I will only know how to love you
By Allen Kenneth Schaidle
When you get pulled over by the police, make sure to already have your license and registration in your hands. Keep your hands on the steering wheel. Do not make any sudden movements. Turn on all the inside lights. Roll down your windows, even in winter. Call my phone and place it on the dashboard. Say, “yes officer” and “no officer.” Do not touch anything handed to you by the officers besides your papers. Know your rights.
The officers will not know who your parents are. They will not know you are a gentle person or that you inherited your finest qualities from your mother— her kindness, her likability, her beauty, her curly hair, and her smile. They will not know you have never been in trouble before, that you are perhaps an honor roll student, or on prom court. They will see your brown skin—the pigments from your mother. This will confuse them because they will not know where to place you. They might ask you, “where are you really from” when they hand you back your license. Always reply with “America.”
I am telling you all this because I have never had to take the precautions you will have to or say any of the statements you will need to memorize in my sporadic encounters with law enforcement.

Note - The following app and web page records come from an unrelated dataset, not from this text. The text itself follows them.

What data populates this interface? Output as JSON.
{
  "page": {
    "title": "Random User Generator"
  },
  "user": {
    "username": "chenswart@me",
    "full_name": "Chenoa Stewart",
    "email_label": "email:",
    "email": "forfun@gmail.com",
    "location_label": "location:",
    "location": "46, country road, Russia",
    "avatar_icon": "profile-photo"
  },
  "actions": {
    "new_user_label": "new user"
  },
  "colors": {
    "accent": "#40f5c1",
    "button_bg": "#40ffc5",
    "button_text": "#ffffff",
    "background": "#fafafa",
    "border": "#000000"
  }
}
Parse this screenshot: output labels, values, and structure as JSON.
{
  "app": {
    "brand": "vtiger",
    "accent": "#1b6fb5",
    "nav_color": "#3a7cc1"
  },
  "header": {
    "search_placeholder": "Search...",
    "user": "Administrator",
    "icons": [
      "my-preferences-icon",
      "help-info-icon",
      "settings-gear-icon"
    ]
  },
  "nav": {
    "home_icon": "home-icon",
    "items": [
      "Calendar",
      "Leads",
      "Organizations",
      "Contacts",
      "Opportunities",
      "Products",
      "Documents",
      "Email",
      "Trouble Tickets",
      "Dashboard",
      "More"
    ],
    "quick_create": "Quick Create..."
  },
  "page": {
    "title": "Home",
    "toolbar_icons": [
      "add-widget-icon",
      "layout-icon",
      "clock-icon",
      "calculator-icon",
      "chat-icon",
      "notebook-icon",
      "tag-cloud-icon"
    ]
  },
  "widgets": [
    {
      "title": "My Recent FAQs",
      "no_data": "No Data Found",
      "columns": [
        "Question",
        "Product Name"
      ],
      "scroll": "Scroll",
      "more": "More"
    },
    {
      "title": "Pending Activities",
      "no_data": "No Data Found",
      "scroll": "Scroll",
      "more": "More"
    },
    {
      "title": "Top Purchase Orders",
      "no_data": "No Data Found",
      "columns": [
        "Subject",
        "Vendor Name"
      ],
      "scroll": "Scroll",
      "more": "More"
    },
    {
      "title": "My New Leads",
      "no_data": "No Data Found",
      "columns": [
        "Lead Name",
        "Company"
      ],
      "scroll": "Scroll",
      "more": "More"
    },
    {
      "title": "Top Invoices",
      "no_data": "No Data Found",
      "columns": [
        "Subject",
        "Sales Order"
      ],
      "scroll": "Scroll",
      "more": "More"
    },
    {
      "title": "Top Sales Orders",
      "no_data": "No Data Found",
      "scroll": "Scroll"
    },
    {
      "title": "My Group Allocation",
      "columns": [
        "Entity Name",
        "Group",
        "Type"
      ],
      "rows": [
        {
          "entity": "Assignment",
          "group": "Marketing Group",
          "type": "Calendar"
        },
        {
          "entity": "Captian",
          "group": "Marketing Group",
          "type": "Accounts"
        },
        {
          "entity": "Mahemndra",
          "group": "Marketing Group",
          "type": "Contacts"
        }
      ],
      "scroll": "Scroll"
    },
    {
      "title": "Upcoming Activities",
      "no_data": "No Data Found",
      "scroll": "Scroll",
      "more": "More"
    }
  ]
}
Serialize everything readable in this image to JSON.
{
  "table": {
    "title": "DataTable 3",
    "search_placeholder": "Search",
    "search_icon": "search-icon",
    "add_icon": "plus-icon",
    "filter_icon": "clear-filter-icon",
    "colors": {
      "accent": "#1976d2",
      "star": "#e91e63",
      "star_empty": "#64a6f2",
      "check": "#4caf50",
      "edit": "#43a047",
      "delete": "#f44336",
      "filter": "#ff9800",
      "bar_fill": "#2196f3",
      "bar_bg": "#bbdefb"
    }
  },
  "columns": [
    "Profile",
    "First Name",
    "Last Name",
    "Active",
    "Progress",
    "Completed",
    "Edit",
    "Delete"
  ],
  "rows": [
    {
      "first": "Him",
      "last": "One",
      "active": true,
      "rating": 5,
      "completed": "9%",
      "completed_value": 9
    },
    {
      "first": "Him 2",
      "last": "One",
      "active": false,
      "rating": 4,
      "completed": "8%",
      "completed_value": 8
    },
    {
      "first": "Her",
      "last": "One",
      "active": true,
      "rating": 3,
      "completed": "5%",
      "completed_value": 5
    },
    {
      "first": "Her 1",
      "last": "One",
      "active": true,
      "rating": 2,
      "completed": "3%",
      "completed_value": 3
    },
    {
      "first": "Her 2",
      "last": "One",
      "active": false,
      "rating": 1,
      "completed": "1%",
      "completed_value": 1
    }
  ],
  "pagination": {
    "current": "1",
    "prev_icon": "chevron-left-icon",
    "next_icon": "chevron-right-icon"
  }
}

My white skin shields me from such interrogations and assaults.
These undertakings will extend beyond your police interactions. I do not know how to raise you in a world I so naively and blindly walk through. I will not know how to respond when kids at school make fun of our family traditions rooted in your mother’s Islamic culture. I will not know how it will feel when someone says you are not beautiful or smart because of your skin color. I am trying now to educate myself, but I know I will also fail at times.
I do not need to tell you because you already know — your skin and my skin are not the same color. You are the product of the love shared between your mother and I. A love united across races, religions, cultures and nationalities. You are perfect. You are what America ought to be, what America is becoming, and what America needs. So, I am trying to start now filling your life with love and celebrate your life in the face of the systemic oppression you will face.
You are of two worlds. One white. One brown. One privileged. One oppressed. One that can trace its roots to the sons and daughters of the American Revolution. One who became American just before your birth. One who is never asked if they are American. One who is constantly told they are not American enough.
You are not born yet — still a thought between your mother and I. America is warring inside herself and I find myself talking to you more than ever now. Maybe by the time you read this things will have revolutionized, and all of “the bad apples” will have been picked and plucked from their ranks, but evolution is endless; this I promise you.
I have cried too much over the names you will wellknow from your history texts and I pray your generation will not have new names to chant. I will not know a lot of things. I will know only how to love you and how at times, my whiteness will hurt and scare you because of my ignorance, my racism, my prejudices and my privilege.
We will fight. I will try to listen. I write this looking at a mirror. Sometimes, my whiteness will be the embodiment of your sheer terror. My white history is coated in confrontation and brutality. I wish America were what it could be. That it could be more like you.
I do not know anything about the America you will be brought into. I will not know a lot of things. I will only know how to love you and at times, this will not protect you, but I promise to always be there.
Allen Kenneth Schaidle is a native of Metamora.